Data entries:

——————————

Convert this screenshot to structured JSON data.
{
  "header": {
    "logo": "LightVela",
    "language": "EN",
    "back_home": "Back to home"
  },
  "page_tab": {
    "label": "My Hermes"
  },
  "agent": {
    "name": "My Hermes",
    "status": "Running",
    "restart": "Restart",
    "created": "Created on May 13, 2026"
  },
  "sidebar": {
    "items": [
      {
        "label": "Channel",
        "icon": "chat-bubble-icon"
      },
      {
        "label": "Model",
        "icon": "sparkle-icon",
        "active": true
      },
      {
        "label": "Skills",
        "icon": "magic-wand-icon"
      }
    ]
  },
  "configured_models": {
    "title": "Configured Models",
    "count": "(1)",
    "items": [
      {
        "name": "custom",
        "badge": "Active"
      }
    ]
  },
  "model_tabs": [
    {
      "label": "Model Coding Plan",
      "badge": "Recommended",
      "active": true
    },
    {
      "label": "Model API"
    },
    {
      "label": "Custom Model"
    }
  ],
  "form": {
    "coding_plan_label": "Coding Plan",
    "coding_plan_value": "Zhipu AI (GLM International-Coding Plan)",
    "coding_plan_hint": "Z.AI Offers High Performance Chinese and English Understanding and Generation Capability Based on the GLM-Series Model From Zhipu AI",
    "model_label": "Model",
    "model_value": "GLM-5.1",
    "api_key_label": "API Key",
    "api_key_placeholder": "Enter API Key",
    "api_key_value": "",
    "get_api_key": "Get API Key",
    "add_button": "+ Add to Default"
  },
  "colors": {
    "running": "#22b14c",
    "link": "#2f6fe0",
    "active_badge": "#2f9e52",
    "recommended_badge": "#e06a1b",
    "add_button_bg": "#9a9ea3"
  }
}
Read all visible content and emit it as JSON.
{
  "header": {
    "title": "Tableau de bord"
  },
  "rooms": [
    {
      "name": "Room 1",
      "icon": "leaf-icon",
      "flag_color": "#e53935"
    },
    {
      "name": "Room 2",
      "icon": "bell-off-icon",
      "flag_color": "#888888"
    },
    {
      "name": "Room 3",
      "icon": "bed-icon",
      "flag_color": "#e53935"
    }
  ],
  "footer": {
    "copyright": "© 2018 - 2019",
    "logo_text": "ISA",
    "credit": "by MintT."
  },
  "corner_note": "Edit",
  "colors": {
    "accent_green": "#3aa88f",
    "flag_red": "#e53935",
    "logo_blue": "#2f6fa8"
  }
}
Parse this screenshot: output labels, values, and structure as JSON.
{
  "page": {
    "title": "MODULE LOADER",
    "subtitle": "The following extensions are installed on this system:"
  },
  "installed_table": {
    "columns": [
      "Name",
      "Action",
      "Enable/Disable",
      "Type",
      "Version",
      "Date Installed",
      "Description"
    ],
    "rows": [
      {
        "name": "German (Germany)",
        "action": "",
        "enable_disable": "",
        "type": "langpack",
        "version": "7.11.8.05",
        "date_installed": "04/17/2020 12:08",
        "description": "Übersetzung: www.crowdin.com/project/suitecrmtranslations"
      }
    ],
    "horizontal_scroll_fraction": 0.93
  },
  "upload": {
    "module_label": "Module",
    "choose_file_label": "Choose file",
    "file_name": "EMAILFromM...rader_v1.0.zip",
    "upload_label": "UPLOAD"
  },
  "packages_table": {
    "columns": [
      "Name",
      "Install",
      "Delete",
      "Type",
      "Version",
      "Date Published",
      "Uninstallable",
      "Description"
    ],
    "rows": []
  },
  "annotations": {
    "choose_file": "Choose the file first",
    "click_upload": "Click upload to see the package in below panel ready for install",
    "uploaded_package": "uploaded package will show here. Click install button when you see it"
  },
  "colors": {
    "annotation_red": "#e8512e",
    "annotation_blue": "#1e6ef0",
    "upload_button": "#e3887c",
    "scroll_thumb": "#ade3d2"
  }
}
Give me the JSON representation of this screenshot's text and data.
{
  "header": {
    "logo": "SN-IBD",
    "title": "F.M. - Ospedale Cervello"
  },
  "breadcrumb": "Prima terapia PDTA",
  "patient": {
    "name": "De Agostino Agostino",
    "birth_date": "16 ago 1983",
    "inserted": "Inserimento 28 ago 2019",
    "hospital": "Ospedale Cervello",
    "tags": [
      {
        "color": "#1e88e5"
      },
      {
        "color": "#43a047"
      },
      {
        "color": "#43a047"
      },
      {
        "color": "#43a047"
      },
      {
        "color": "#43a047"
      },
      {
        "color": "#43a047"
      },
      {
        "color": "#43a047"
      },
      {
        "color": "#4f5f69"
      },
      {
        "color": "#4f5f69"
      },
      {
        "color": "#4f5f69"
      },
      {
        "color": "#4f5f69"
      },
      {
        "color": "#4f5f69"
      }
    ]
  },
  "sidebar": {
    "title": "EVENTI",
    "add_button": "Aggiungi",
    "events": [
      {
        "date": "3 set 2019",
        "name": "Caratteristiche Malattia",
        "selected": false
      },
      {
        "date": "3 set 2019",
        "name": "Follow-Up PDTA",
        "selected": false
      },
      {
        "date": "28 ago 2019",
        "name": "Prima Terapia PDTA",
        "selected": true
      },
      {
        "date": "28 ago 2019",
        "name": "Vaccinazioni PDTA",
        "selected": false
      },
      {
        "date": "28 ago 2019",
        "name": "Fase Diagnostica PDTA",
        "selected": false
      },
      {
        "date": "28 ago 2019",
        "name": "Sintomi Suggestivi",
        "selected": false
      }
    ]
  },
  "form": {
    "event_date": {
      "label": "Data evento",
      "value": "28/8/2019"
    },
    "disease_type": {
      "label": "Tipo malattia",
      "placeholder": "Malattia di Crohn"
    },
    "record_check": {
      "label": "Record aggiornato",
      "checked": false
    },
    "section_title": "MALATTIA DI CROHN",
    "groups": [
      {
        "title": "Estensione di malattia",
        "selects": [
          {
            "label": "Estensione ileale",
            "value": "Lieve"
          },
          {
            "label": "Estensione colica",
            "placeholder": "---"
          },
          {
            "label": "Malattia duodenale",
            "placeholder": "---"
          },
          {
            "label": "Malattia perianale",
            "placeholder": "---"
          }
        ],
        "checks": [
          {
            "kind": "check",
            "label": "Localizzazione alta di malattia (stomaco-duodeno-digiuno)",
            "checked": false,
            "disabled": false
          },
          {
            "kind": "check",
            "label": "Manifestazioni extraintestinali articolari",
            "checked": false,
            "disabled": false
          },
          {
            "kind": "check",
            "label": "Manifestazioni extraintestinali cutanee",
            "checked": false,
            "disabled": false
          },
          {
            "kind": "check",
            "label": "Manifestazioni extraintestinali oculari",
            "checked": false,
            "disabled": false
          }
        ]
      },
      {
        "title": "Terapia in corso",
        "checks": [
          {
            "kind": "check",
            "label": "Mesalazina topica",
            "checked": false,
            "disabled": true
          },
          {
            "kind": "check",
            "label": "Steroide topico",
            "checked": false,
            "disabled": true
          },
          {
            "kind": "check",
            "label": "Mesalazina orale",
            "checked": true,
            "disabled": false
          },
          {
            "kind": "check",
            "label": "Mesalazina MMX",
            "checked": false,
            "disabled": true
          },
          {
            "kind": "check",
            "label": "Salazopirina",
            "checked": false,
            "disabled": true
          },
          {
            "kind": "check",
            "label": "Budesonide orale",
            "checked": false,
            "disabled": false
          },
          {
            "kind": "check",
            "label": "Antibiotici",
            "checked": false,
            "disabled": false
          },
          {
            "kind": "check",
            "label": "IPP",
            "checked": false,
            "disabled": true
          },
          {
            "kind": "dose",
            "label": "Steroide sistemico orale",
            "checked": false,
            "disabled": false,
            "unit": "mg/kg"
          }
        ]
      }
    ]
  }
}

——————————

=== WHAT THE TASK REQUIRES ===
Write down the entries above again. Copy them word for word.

=== SOLUTION FOR THIS PROBLEM ===
Convert this screenshot to structured JSON data.
{
  "header": {
    "logo": "LightVela",
    "language": "EN",
    "back_home": "Back to home"
  },
  "page_tab": {
    "label": "My Hermes"
  },
  "agent": {
    "name": "My Hermes",
    "status": "Running",
    "restart": "Restart",
    "created": "Created on May 13, 2026"
  },
  "sidebar": {
    "items": [
      {
        "label": "Channel",
        "icon": "chat-bubble-icon"
      },
      {
        "label": "Model",
        "icon": "sparkle-icon",
        "active": true
      },
      {
        "label": "Skills",
        "icon": "magic-wand-icon"
      }
    ]
  },
  "configured_models": {
    "title": "Configured Models",
    "count": "(1)",
    "items": [
      {
        "name": "custom",
        "badge": "Active"
      }
    ]
  },
  "model_tabs": [
    {
      "label": "Model Coding Plan",
      "badge": "Recommended",
      "active": true
    },
    {
      "label": "Model API"
    },
    {
      "label": "Custom Model"
    }
  ],
  "form": {
    "coding_plan_label": "Coding Plan",
    "coding_plan_value": "Zhipu AI (GLM International-Coding Plan)",
    "coding_plan_hint": "Z.AI Offers High Performance Chinese and English Understanding and Generation Capability Based on the GLM-Series Model From Zhipu AI",
    "model_label": "Model",
    "model_value": "GLM-5.1",
    "api_key_label": "API Key",
    "api_key_placeholder": "Enter API Key",
    "api_key_value": "",
    "get_api_key": "Get API Key",
    "add_button": "+ Add to Default"
  },
  "colors": {
    "running": "#22b14c",
    "link": "#2f6fe0",
    "active_badge": "#2f9e52",
    "recommended_badge": "#e06a1b",
    "add_button_bg": "#9a9ea3"
  }
}
Read all visible content and emit it as JSON.
{
  "header": {
    "title": "Tableau de bord"
  },
  "rooms": [
    {
      "name": "Room 1",
      "icon": "leaf-icon",
      "flag_color": "#e53935"
    },
    {
      "name": "Room 2",
      "icon": "bell-off-icon",
      "flag_color": "#888888"
    },
    {
      "name": "Room 3",
      "icon": "bed-icon",
      "flag_color": "#e53935"
    }
  ],
  "footer": {
    "copyright": "© 2018 - 2019",
    "logo_text": "ISA",
    "credit": "by MintT."
  },
  "corner_note": "Edit",
  "colors": {
    "accent_green": "#3aa88f",
    "flag_red": "#e53935",
    "logo_blue": "#2f6fa8"
  }
}
Parse this screenshot: output labels, values, and structure as JSON.
{
  "page": {
    "title": "MODULE LOADER",
    "subtitle": "The following extensions are installed on this system:"
  },
  "installed_table": {
    "columns": [
      "Name",
      "Action",
      "Enable/Disable",
      "Type",
      "Version",
      "Date Installed",
      "Description"
    ],
    "rows": [
      {
        "name": "German (Germany)",
        "action": "",
        "enable_disable": "",
        "type": "langpack",
        "version": "7.11.8.05",
        "date_installed": "04/17/2020 12:08",
        "description": "Übersetzung: www.crowdin.com/project/suitecrmtranslations"
      }
    ],
    "horizontal_scroll_fraction": 0.93
  },
  "upload": {
    "module_label": "Module",
    "choose_file_label": "Choose file",
    "file_name": "EMAILFromM...rader_v1.0.zip",
    "upload_label": "UPLOAD"
  },
  "packages_table": {
    "columns": [
      "Name",
      "Install",
      "Delete",
      "Type",
      "Version",
      "Date Published",
      "Uninstallable",
      "Description"
    ],
    "rows": []
  },
  "annotations": {
    "choose_file": "Choose the file first",
    "click_upload": "Click upload to see the package in below panel ready for install",
    "uploaded_package": "uploaded package will show here. Click install button when you see it"
  },
  "colors": {
    "annotation_red": "#e8512e",
    "annotation_blue": "#1e6ef0",
    "upload_button": "#e3887c",
    "scroll_thumb": "#ade3d2"
  }
}
Give me the JSON representation of this screenshot's text and data.
{
  "header": {
    "logo": "SN-IBD",
    "title": "F.M. - Ospedale Cervello"
  },
  "breadcrumb": "Prima terapia PDTA",
  "patient": {
    "name": "De Agostino Agostino",
    "birth_date": "16 ago 1983",
    "inserted": "Inserimento 28 ago 2019",
    "hospital": "Ospedale Cervello",
    "tags": [
      {
        "color": "#1e88e5"
      },
      {
        "color": "#43a047"
      },
      {
        "color": "#43a047"
      },
      {
        "color": "#43a047"
      },
      {
        "color": "#43a047"
      },
      {
        "color": "#43a047"
      },
      {
        "color": "#43a047"
      },
      {
        "color": "#4f5f69"
      },
      {
        "color": "#4f5f69"
      },
      {
        "color": "#4f5f69"
      },
      {
        "color": "#4f5f69"
      },
      {
        "color": "#4f5f69"
      }
    ]
  },
  "sidebar": {
    "title": "EVENTI",
    "add_button": "Aggiungi",
    "events": [
      {
        "date": "3 set 2019",
        "name": "Caratteristiche Malattia",
        "selected": false
      },
      {
        "date": "3 set 2019",
        "name": "Follow-Up PDTA",
        "selected": false
      },
      {
        "date": "28 ago 2019",
        "name": "Prima Terapia PDTA",
        "selected": true
      },
      {
        "date": "28 ago 2019",
        "name": "Vaccinazioni PDTA",
        "selected": false
      },
      {
        "date": "28 ago 2019",
        "name": "Fase Diagnostica PDTA",
        "selected": false
      },
      {
        "date": "28 ago 2019",
        "name": "Sintomi Suggestivi",
        "selected": false
      }
    ]
  },
  "form": {
    "event_date": {
      "label": "Data evento",
      "value": "28/8/2019"
    },
    "disease_type": {
      "label": "Tipo malattia",
      "placeholder": "Malattia di Crohn"
    },
    "record_check": {
      "label": "Record aggiornato",
      "checked": false
    },
    "section_title": "MALATTIA DI CROHN",
    "groups": [
      {
        "title": "Estensione di malattia",
        "selects": [
          {
            "label": "Estensione ileale",
            "value": "Lieve"
          },
          {
            "label": "Estensione colica",
            "placeholder": "---"
          },
          {
            "label": "Malattia duodenale",
            "placeholder": "---"
          },
          {
            "label": "Malattia perianale",
            "placeholder": "---"
          }
        ],
        "checks": [
          {
            "kind": "check",
            "label": "Localizzazione alta di malattia (stomaco-duodeno-digiuno)",
            "checked": false,
            "disabled": false
          },
          {
            "kind": "check",
            "label": "Manifestazioni extraintestinali articolari",
            "checked": false,
            "disabled": false
          },
          {
            "kind": "check",
            "label": "Manifestazioni extraintestinali cutanee",
            "checked": false,
            "disabled": false
          },
          {
            "kind": "check",
            "label": "Manifestazioni extraintestinali oculari",
            "checked": false,
            "disabled": false
          }
        ]
      },
      {
        "title": "Terapia in corso",
        "checks": [
          {
            "kind": "check",
            "label": "Mesalazina topica",
            "checked": false,
            "disabled": true
          },
          {
            "kind": "check",
            "label": "Steroide topico",
            "checked": false,
            "disabled": true
          },
          {
            "kind": "check",
            "label": "Mesalazina orale",
            "checked": true,
            "disabled": false
          },
          {
            "kind": "check",
            "label": "Mesalazina MMX",
            "checked": false,
            "disabled": true
          },
          {
            "kind": "check",
            "label": "Salazopirina",
            "checked": false,
            "disabled": true
          },
          {
            "kind": "check",
            "label": "Budesonide orale",
            "checked": false,
            "disabled": false
          },
          {
            "kind": "check",
            "label": "Antibiotici",
            "checked": false,
            "disabled": false
          },
          {
            "kind": "check",
            "label": "IPP",
            "checked": false,
            "disabled": true
          },
          {
            "kind": "dose",
            "label": "Steroide sistemico orale",
            "checked": false,
            "disabled": false,
            "unit": "mg/kg"
          }
        ]
      }
    ]
  }
}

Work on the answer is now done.